Your reply should hold exactly the lines from the one that contains "What's the underlying" through the end of the data. Repeat them word for word.

══ Data ══

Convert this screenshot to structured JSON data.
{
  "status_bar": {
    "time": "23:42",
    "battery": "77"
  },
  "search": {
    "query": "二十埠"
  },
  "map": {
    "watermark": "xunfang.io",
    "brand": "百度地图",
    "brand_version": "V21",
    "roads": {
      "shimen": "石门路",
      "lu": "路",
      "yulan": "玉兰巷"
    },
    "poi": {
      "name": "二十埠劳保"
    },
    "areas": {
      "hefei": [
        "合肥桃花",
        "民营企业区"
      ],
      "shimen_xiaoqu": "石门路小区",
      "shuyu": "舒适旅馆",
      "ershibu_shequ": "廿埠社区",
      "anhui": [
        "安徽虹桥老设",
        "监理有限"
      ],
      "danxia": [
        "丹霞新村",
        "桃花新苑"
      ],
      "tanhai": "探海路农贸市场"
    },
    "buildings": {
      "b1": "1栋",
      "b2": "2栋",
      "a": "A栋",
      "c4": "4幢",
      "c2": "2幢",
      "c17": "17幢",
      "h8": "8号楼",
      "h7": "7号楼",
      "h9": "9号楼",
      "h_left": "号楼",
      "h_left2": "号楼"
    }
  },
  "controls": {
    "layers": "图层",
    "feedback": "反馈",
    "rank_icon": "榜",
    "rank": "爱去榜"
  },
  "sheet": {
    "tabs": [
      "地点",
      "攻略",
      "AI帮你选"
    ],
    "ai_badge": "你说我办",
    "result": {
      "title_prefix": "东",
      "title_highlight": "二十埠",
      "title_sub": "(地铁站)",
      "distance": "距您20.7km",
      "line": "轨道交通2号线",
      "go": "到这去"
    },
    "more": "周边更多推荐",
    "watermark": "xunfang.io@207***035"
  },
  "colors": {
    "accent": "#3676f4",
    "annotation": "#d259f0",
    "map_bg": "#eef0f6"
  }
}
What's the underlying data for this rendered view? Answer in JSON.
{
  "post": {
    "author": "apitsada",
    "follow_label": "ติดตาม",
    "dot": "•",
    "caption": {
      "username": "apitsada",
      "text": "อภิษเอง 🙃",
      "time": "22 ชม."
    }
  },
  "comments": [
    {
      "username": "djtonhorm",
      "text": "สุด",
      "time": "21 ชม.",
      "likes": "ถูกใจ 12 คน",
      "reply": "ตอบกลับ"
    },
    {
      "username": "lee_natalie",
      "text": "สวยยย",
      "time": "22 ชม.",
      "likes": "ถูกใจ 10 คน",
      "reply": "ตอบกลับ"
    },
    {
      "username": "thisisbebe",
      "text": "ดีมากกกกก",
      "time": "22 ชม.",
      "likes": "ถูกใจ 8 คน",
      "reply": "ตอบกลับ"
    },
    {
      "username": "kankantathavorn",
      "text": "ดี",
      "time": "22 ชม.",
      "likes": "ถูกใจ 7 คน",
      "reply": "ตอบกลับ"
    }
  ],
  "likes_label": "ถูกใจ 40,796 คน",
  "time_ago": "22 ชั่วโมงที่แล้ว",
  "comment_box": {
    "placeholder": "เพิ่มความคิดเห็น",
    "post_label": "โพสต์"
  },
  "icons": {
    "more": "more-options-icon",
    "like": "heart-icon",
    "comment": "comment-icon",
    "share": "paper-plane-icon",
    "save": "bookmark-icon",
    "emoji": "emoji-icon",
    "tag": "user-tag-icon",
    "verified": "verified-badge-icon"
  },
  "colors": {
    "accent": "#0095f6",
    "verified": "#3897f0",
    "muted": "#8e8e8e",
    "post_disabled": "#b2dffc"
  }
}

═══

**Answer:**
What's the underlying data for this rendered view? Answer in JSON.
{
  "post": {
    "author": "apitsada",
    "follow_label": "ติดตาม",
    "dot": "•",
    "caption": {
      "username": "apitsada",
      "text": "อภิษเอง 🙃",
      "time": "22 ชม."
    }
  },
  "comments": [
    {
      "username": "djtonhorm",
      "text": "สุด",
      "time": "21 ชม.",
      "likes": "ถูกใจ 12 คน",
      "reply": "ตอบกลับ"
    },
    {
      "username": "lee_natalie",
      "text": "สวยยย",
      "time": "22 ชม.",
      "likes": "ถูกใจ 10 คน",
      "reply": "ตอบกลับ"
    },
    {
      "username": "thisisbebe",
      "text": "ดีมากกกกก",
      "time": "22 ชม.",
      "likes": "ถูกใจ 8 คน",
      "reply": "ตอบกลับ"
    },
    {
      "username": "kankantathavorn",
      "text": "ดี",
      "time": "22 ชม.",
      "likes": "ถูกใจ 7 คน",
      "reply": "ตอบกลับ"
    }
  ],
  "likes_label": "ถูกใจ 40,796 คน",
  "time_ago": "22 ชั่วโมงที่แล้ว",
  "comment_box": {
    "placeholder": "เพิ่มความคิดเห็น",
    "post_label": "โพสต์"
  },
  "icons": {
    "more": "more-options-icon",
    "like": "heart-icon",
    "comment": "comment-icon",
    "share": "paper-plane-icon",
    "save": "bookmark-icon",
    "emoji": "emoji-icon",
    "tag": "user-tag-icon",
    "verified": "verified-badge-icon"
  },
  "colors": {
    "accent": "#0095f6",
    "verified": "#3897f0",
    "muted": "#8e8e8e",
    "post_disabled": "#b2dffc"
  }
}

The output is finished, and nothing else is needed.